LIPAVSKY: The European Union has demonstrated great geopolitical instincts in regard to Russia’s aggression against Ukraine. We have agreed on five packages of sanctions, and a sixth package of sanctions will be approved. Global Gateway will [constitute] part of the EU’s geopolitical thinking. It will connect multiple EU activities in different regions of the world, so the EU will be a global actor and will become more visible and able to compete with China’s Belt and Road Initiative and provide significant help for infrastructure projects, etc., in certain countries. I would like to see Global Gateway be applied to the Balkans, too. I think that might be one of the legacies of [the Czech Republic’s rotating EU] presidency if we manage to advance this agenda.

On the 16+1 — it used to be 17+1 [before Lithuania declared its exit] — I do not see any kind of benefit from that. I am talking to my colleagues, no one is cheering for that, and I think we will see how that develops.

The current international order is built upon a vision that we have common ground and that we follow all the rules. China likes to cherry pick certain things. What we’ve become aware of, for example, is how China is trying to influence different treaties on technology [standards]. There are very specific areas where they put in their own vocabulary, which, for example, diminish the issue of human rights. They are really quite active, slowly but methodically changing — cutting away — the ideas on which the international order is built upon.

VOA: Please explain your understanding of European values and universal values.

LIPAVSKY: I don’t think there should be any major difference between the global values and European values. We are working with the U.N. Charter, with the Charter of Human Rights. Those are the very basic documents which were crafted from the horrors of the Second World War. And this is something on which European societies are built upon, and the rest of the world has publicly adopted. So, this should form the basis on which our thinking stands.

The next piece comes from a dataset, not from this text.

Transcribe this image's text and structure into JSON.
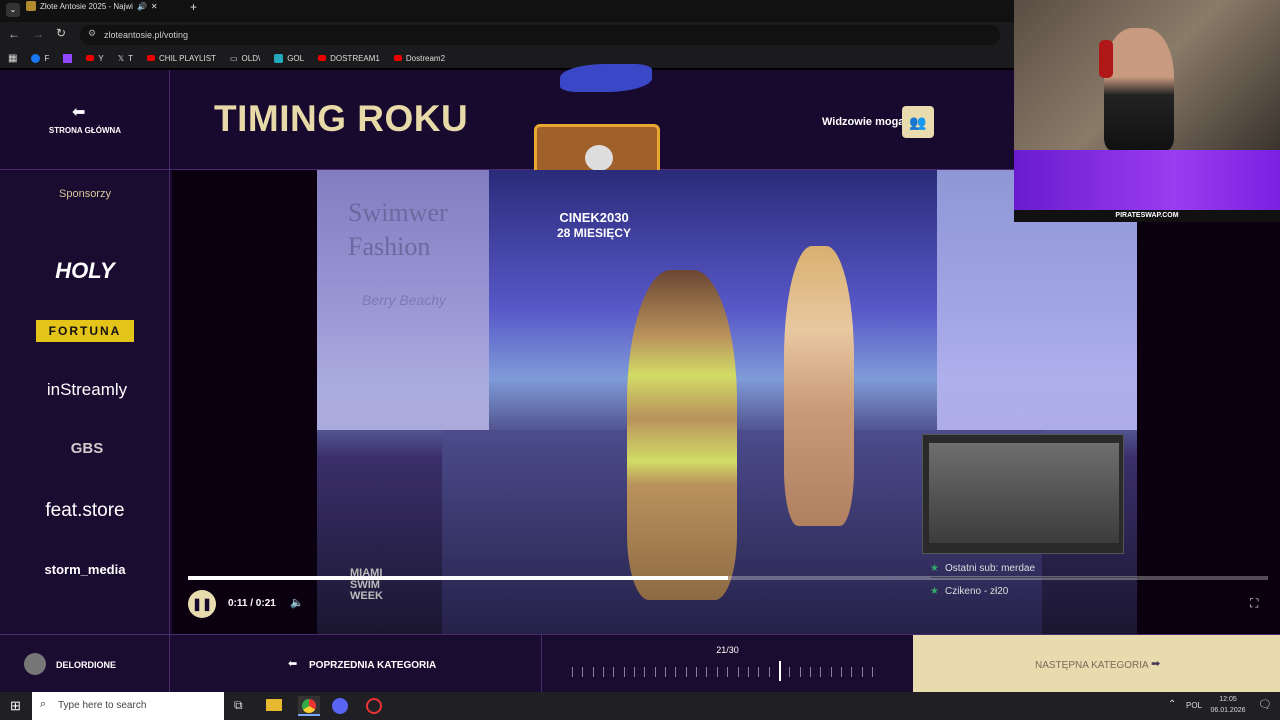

VOA: Some people say this war [against Ukraine] is Putin’s war, and some say it’s Russia’s war. They say the Russian people are very involved as well. Earlier you talked about Putin being the KGB and of a previous generation. Do you see the changing of times and younger generations making a difference in countries like both Russia and China? You, yourself, being only in your 30s?

LIPAVSKY: I see that the Russian nation was manipulated into believing this horrendous propaganda, which is sad to see; and it’s hard to distinguish between the state and the nation when systematic propaganda is truly Orwellian (dystopian view) — like we see in Russia and in China.

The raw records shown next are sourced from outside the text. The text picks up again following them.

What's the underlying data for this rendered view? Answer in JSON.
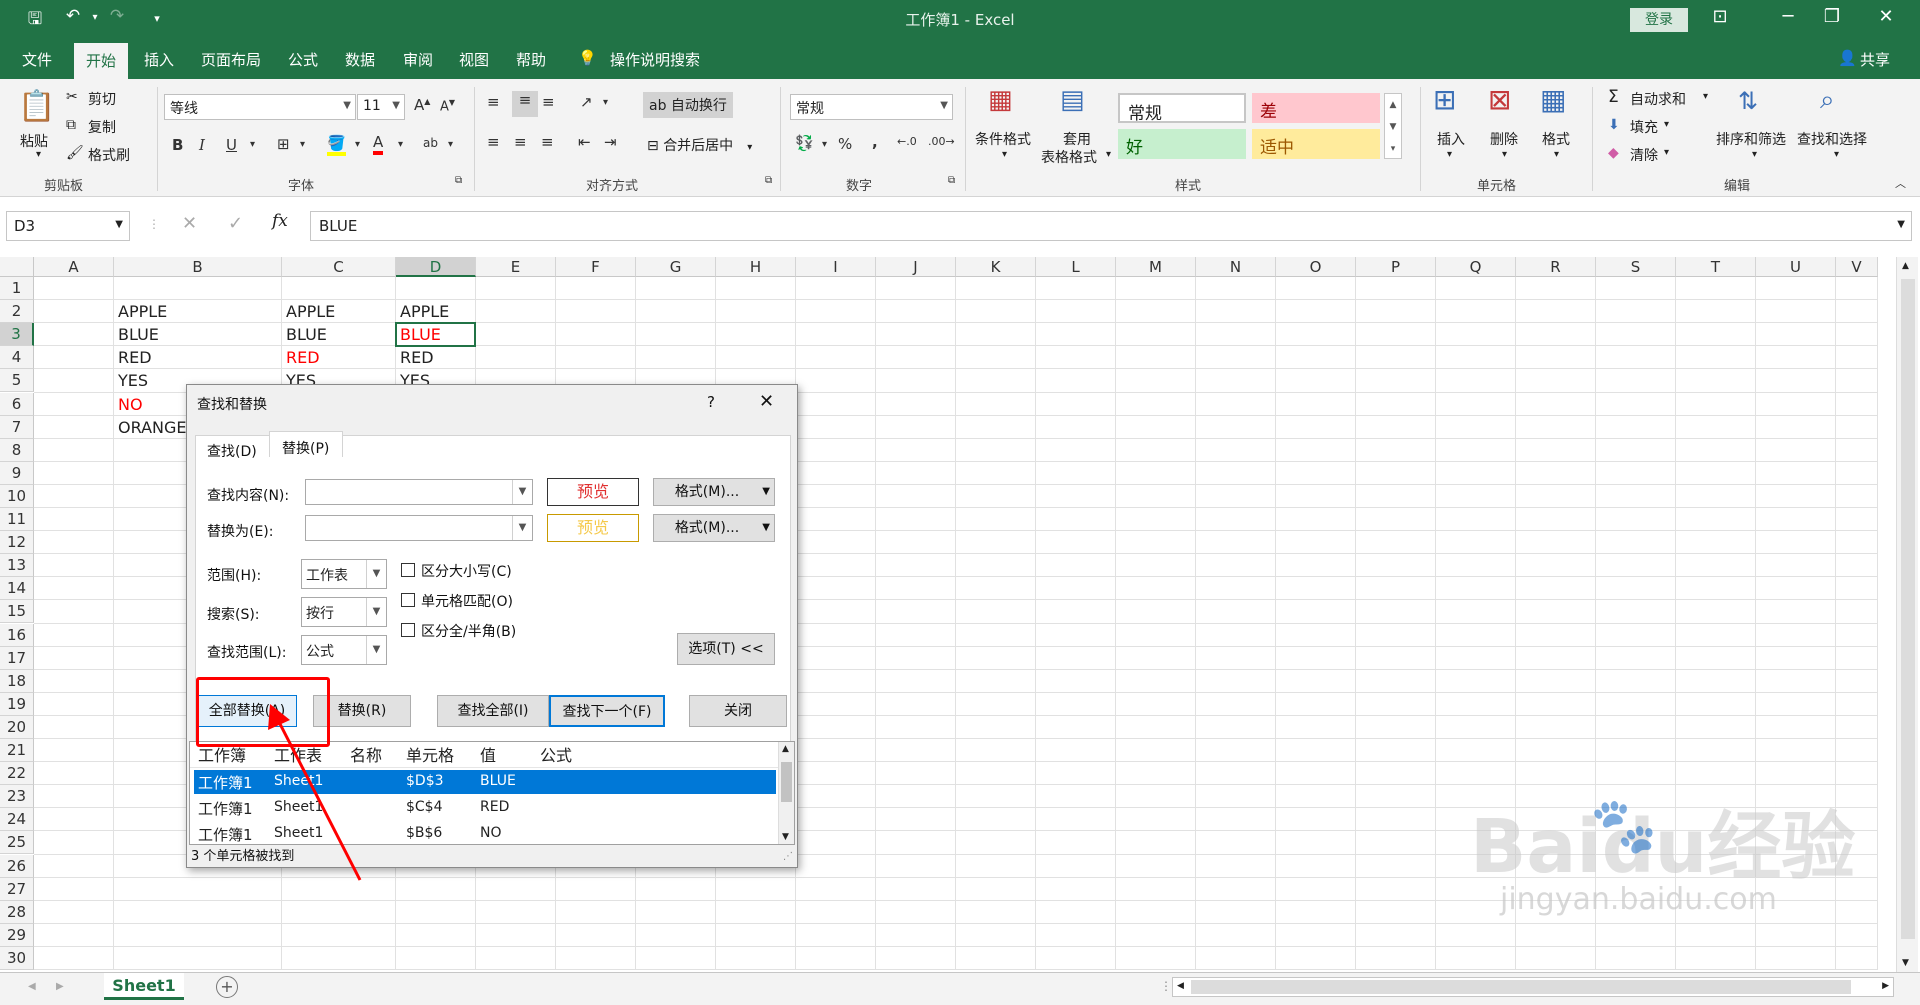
{
  "window": {
    "title": "工作簿1  -  Excel",
    "login": "登录",
    "share": "共享"
  },
  "tabs": [
    "文件",
    "开始",
    "插入",
    "页面布局",
    "公式",
    "数据",
    "审阅",
    "视图",
    "帮助",
    "操作说明搜索"
  ],
  "ribbon": {
    "clipboard": {
      "paste": "粘贴",
      "cut": "剪切",
      "copy": "复制",
      "format_painter": "格式刷",
      "label": "剪贴板"
    },
    "font": {
      "name": "等线",
      "size": "11",
      "label": "字体",
      "bold": "B",
      "italic": "I",
      "underline": "U",
      "grow": "A",
      "shrink": "A"
    },
    "alignment": {
      "wrap": "自动换行",
      "merge": "合并后居中",
      "label": "对齐方式"
    },
    "number": {
      "format": "常规",
      "label": "数字",
      "percent": "%",
      "comma": ","
    },
    "styles": {
      "cond_format": "条件格式",
      "table_format_1": "套用",
      "table_format_2": "表格格式",
      "normal": "常规",
      "bad": "差",
      "good": "好",
      "neutral": "适中",
      "label": "样式"
    },
    "cells": {
      "insert": "插入",
      "delete": "删除",
      "format": "格式",
      "label": "单元格"
    },
    "editing": {
      "autosum": "自动求和",
      "fill": "填充",
      "clear": "清除",
      "sort": "排序和筛选",
      "find": "查找和选择",
      "label": "编辑"
    }
  },
  "formula_bar": {
    "name_box": "D3",
    "fx": "fx",
    "value": "BLUE"
  },
  "columns": [
    "A",
    "B",
    "C",
    "D",
    "E",
    "F",
    "G",
    "H",
    "I",
    "J",
    "K",
    "L",
    "M",
    "N",
    "O",
    "P",
    "Q",
    "R",
    "S",
    "T",
    "U",
    "V"
  ],
  "rows": [
    "1",
    "2",
    "3",
    "4",
    "5",
    "6",
    "7",
    "8",
    "9",
    "10",
    "11",
    "12",
    "13",
    "14",
    "15",
    "16",
    "17",
    "18",
    "19",
    "20",
    "21",
    "22",
    "23",
    "24",
    "25",
    "26",
    "27",
    "28",
    "29",
    "30"
  ],
  "cells": {
    "B2": "APPLE",
    "C2": "APPLE",
    "D2": "APPLE",
    "B3": "BLUE",
    "C3": "BLUE",
    "D3": "BLUE",
    "B4": "RED",
    "C4": "RED",
    "D4": "RED",
    "B5": "YES",
    "C5": "YES",
    "D5": "YES",
    "B6": "NO",
    "B7": "ORANGE"
  },
  "highlight_color": "#ff0000",
  "sheet_tab": "Sheet1",
  "dialog": {
    "title": "查找和替换",
    "help": "?",
    "tab_find": "查找(D)",
    "tab_replace": "替换(P)",
    "find_what": "查找内容(N):",
    "replace_with": "替换为(E):",
    "preview1": "预览",
    "preview2": "预览",
    "format1": "格式(M)...",
    "format2": "格式(M)...",
    "within_label": "范围(H):",
    "within_value": "工作表",
    "search_label": "搜索(S):",
    "search_value": "按行",
    "lookin_label": "查找范围(L):",
    "lookin_value": "公式",
    "match_case": "区分大小写(C)",
    "match_entire": "单元格匹配(O)",
    "match_byte": "区分全/半角(B)",
    "options": "选项(T) <<",
    "replace_all": "全部替换(A)",
    "replace": "替换(R)",
    "find_all": "查找全部(I)",
    "find_next": "查找下一个(F)",
    "close": "关闭",
    "results_headers": [
      "工作簿",
      "工作表",
      "名称",
      "单元格",
      "值",
      "公式"
    ],
    "results": [
      {
        "book": "工作簿1",
        "sheet": "Sheet1",
        "cell": "$D$3",
        "value": "BLUE"
      },
      {
        "book": "工作簿1",
        "sheet": "Sheet1",
        "cell": "$C$4",
        "value": "RED"
      },
      {
        "book": "工作簿1",
        "sheet": "Sheet1",
        "cell": "$B$6",
        "value": "NO"
      }
    ],
    "status": "3 个单元格被找到"
  },
  "watermark": "Baidu经验",
  "watermark_url": "jingyan.baidu.com"
}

VOA: What are the prospects of the China-EU Comprehensive Agreement on Investment?

LIPAVSKY: Honestly, I don’t feel this is on the EU’s agenda for the foreseeable future. It has a lot to do with Xinjiang, and the fact that 10 members of the European Parliament were put on China’s sanctions list.

VOA: Do you see Europe ever working with Russia to help that country rebuild?

LIPAVSKY: That’s an interesting question. The war is still going on, it’s too soon to have this kind of discussion. If there would be change in Russia, of course, we could cooperate.